FOOD- THE DISH- Here a pig: Chipolte inaugurates 'buy local' here

This little piggy: Nelson County farmer Richard Bean got arrested last year for selling pork to local restaurants. Now Chipotle is buying local pork from Swoope, Virginia farmer Joel Salatin.

In a front page story in the Washington Post last week, gourmet burrito chain Chipotle Mexican Grill, with 700 stores nationwide, announced plans to begin using locally raised pork. And to the delight of local "buy local" fans, the company chose its Charlottesville restaurant in the Barracks Road Shopping Center as the place to kick off the program.

Working with Polyface Farm in Swoope (about 48 miles away), which has been supplying fresh ingredients to local restaurants for several years, Chipotle executives say they hope to serve 100 percent Polyface pork in the Charlottesville restaurant beginning this month.

"That's great news," says Melissa Wiley, head of the Piedmont Environmental Council's Buy Fresh, Buy Local initiative. "We hope it will inspire other local restaurants and chains, to show them what's possible."

That seems to be a tall order, as the Post reports that 350 pounds of pork are gobbled up at the Charlottesville restaurant every day.
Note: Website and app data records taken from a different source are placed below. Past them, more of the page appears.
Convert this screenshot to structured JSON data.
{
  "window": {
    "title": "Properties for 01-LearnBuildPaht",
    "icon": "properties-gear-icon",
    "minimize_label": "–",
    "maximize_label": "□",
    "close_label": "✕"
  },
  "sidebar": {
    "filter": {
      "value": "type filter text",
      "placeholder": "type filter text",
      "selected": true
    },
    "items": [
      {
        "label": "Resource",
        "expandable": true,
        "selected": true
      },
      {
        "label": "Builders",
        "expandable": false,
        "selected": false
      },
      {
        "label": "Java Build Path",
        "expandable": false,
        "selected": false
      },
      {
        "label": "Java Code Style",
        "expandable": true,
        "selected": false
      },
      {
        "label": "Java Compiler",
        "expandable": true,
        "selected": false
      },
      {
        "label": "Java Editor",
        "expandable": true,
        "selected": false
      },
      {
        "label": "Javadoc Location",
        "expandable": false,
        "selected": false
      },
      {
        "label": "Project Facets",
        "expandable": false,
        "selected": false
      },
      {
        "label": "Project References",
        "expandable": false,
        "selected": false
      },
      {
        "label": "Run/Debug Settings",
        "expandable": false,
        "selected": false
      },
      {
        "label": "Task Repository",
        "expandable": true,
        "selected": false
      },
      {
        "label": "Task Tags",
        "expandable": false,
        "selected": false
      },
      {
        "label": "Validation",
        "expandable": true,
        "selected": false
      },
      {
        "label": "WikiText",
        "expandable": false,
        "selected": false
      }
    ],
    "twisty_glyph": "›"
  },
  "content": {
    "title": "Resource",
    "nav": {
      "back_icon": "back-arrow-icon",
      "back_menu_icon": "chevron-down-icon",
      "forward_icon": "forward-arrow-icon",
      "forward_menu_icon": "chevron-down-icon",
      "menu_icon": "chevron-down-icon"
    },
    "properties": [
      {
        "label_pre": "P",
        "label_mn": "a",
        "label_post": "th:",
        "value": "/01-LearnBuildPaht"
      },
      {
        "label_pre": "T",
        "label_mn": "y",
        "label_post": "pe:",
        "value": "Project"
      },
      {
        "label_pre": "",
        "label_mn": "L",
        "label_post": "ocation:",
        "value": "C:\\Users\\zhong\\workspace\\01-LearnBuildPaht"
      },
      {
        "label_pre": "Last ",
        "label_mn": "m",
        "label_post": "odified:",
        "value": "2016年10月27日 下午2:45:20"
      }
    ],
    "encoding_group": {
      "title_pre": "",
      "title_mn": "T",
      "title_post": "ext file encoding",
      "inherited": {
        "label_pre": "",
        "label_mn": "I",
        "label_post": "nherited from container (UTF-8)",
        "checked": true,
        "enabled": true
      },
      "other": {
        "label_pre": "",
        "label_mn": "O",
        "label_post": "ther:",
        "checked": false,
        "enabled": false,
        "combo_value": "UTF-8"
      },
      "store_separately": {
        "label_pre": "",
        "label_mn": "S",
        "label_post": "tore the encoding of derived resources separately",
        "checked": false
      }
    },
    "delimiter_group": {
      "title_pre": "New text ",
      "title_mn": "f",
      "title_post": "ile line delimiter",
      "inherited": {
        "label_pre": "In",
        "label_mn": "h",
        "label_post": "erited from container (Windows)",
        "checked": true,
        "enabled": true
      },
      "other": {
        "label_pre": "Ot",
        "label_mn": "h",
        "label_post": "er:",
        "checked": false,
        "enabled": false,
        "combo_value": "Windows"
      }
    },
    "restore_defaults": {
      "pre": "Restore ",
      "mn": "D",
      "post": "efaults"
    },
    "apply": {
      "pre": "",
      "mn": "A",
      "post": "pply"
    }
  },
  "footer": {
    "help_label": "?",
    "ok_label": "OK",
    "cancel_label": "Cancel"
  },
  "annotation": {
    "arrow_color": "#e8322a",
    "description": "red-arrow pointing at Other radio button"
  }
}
According to the article, Chipotle has been working with Polyface for 17 months on the arrangement and has faced considerable hurdles in the attempt to buy local.

(Indeed, Nelson County pig farmers Richard Bean and Jean Rinaldi were arrested last year for violating FDA regulations regarding the processing and labeling of their pork products, and an entire roasting pig the South African restaurant Shebeen bought from them was destroyed on the spot with a bleach solution by Virginia Department of Agriculture & Consumer Services agents.)

Chipotle had originally thought of buying Polyface Farm chickens as well, but FDA slaughtering regulations were too strict. As it is, to satisfy FDA regulations, the company has had to invest in a temperature-monitoring system for Polyface's un-refrigerated delivery trucks.

In addition, while Wiley would call a sudden Chipotle-inspired increase in buying local "a good problem to have," she worries that local farmers might not be prepared to meet such demand.

"There's a real lack of infrastructure in place," she says. "Farmers are going to need help with distribution, processing, and marketing." As she points out, of the hundreds of small farms in the area, few are equipped to provide such a volume of produce. 

"There's a huge cost to doing things this way," Phil Petrilli, a Chipotle operations director, told the Post. "We're spending money to find out how and if we can bring small farmers with our values into the system."

Chipotle clearly seems to be a restaurant chain with a social conscience. As Dish reported in January, the company has already committed to the goal of serving 100 percent naturally raised meats, and last year the Charlottesville Planning Commission gave the company an award for extending its handicapped access across the access road at Barracks Road Shopping Center to the public sidewalk on Emmet Street, something the company was not required to do.

Where's José?

Hotcakes owner Keith Rosenfeld wanted us to know that the infamous José De Brito, former chef-owner of the French-inspired bistro and food emporium Ciboulette (now home to Orzo in the Main Street Market), has been holding forth on Friday and Saturday nights at the Barracks Road Shopping Center eatery.

The controversial chef had a loyal following who braved his sometimes imperfect manner because they loved his cheese, wine, and cooking so much. In fact, Rosenfeld reminded us that De Brito devotees formed a group called Friends of Ciboulette in the last two years of the bistro's existence, with each member chipping in several hundred dollars to keep his business going. When we reported on Ciboulette's closing, distraught foodies called the Hook to ask where De Brito had landed.

Rosenfeld says that De Brito's reputation is such that folks from as far away as Washington, D.C. have already come by, including the general manager of the Inn at Little Washington.

"It's really high-end stuff," says Rosenfeld of De Brito's menu, which changes every week.

Gourmet Mexican on the Mall

Former Kiki Cafe co-owner Michael Fitzgerald tells Dish he's purchased the space from his old partner, Jeannie Brown, and plans to reopen it in a week or two as Ventana (which means "window" in Spanish). He's also enlisted the help of Howard Griffin of L'Avventura and Il Cane Pazzo to bring his Mexican vision to life.

"I'm originally from LA," says Fitzgerald, "and I noticed there weren't any real high-end Mexican restaurants around. We want to take it up a notch." Just like Kiki, Fitzgerald assures us that Ventana will have a happening late-night scene.

City Market to open

Don't forget: the City Market is opening April 5 and will be open every Saturday 7am-noon through October in the Water Street parking lot.